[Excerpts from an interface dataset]
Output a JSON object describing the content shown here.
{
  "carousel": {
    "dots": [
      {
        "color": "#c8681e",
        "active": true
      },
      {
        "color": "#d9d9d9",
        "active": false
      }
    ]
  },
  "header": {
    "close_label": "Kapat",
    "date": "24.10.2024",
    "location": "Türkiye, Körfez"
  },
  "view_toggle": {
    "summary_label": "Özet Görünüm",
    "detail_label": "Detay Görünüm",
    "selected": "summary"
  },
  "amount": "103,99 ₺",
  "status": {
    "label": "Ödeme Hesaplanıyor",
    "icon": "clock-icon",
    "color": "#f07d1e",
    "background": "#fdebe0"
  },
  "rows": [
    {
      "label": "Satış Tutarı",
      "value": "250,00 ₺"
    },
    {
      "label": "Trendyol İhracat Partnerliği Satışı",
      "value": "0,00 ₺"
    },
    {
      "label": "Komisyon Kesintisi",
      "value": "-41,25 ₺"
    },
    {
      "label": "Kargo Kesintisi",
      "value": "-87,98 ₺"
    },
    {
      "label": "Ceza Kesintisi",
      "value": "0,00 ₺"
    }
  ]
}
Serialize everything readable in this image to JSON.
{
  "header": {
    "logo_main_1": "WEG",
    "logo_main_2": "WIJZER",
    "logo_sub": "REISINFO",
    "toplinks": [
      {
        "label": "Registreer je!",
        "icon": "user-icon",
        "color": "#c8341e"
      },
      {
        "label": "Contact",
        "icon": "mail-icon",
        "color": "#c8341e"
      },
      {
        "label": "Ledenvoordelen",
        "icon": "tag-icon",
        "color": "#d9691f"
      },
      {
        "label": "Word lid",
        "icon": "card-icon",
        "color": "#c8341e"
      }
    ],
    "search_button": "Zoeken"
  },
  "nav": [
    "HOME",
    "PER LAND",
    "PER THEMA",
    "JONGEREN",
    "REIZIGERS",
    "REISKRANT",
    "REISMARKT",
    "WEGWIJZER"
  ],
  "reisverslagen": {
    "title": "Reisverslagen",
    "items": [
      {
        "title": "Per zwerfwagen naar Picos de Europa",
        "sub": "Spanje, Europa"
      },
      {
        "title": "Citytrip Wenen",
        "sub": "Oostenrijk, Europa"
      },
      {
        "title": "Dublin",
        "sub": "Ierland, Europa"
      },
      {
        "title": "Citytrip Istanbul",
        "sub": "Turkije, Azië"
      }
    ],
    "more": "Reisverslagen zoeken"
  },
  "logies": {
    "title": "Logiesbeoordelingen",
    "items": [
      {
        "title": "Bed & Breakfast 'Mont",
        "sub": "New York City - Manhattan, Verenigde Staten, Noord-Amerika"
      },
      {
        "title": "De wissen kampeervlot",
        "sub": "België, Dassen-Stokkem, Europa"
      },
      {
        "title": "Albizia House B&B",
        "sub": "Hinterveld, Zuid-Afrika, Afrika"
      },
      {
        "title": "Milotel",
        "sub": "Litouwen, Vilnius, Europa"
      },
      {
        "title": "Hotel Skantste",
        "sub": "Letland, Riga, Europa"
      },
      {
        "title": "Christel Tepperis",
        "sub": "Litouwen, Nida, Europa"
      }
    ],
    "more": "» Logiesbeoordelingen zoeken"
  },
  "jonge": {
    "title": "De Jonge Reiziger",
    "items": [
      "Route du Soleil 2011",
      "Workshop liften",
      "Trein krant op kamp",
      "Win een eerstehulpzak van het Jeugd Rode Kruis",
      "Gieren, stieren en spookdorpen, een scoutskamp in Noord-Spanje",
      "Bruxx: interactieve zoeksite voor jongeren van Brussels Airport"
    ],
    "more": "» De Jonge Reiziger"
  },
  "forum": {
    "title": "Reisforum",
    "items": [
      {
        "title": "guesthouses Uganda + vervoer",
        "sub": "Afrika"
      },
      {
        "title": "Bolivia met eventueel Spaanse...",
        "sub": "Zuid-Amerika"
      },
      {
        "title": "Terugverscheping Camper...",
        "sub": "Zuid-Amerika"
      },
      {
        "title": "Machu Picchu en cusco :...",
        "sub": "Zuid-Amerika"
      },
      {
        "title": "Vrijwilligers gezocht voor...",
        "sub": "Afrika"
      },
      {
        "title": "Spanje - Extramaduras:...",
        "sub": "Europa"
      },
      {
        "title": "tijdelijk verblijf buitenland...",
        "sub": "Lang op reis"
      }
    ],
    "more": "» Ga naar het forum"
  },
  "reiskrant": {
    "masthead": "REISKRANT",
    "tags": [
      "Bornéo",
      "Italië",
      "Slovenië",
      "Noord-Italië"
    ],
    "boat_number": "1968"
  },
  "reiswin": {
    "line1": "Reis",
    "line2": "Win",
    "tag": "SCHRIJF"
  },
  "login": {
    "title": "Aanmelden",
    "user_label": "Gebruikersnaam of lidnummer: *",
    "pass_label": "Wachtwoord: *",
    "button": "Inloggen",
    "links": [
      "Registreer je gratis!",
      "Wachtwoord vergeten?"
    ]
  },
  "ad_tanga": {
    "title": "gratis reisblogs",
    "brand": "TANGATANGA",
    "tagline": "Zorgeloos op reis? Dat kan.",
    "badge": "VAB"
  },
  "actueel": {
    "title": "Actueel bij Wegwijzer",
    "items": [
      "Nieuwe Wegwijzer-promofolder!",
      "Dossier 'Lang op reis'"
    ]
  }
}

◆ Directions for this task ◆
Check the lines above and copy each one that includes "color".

◆ Result of the task ◆
        "color": "#c8681e",
        "color": "#d9d9d9",
    "color": "#f07d1e",
        "color": "#c8341e"
        "color": "#c8341e"
        "color": "#d9691f"
        "color": "#c8341e"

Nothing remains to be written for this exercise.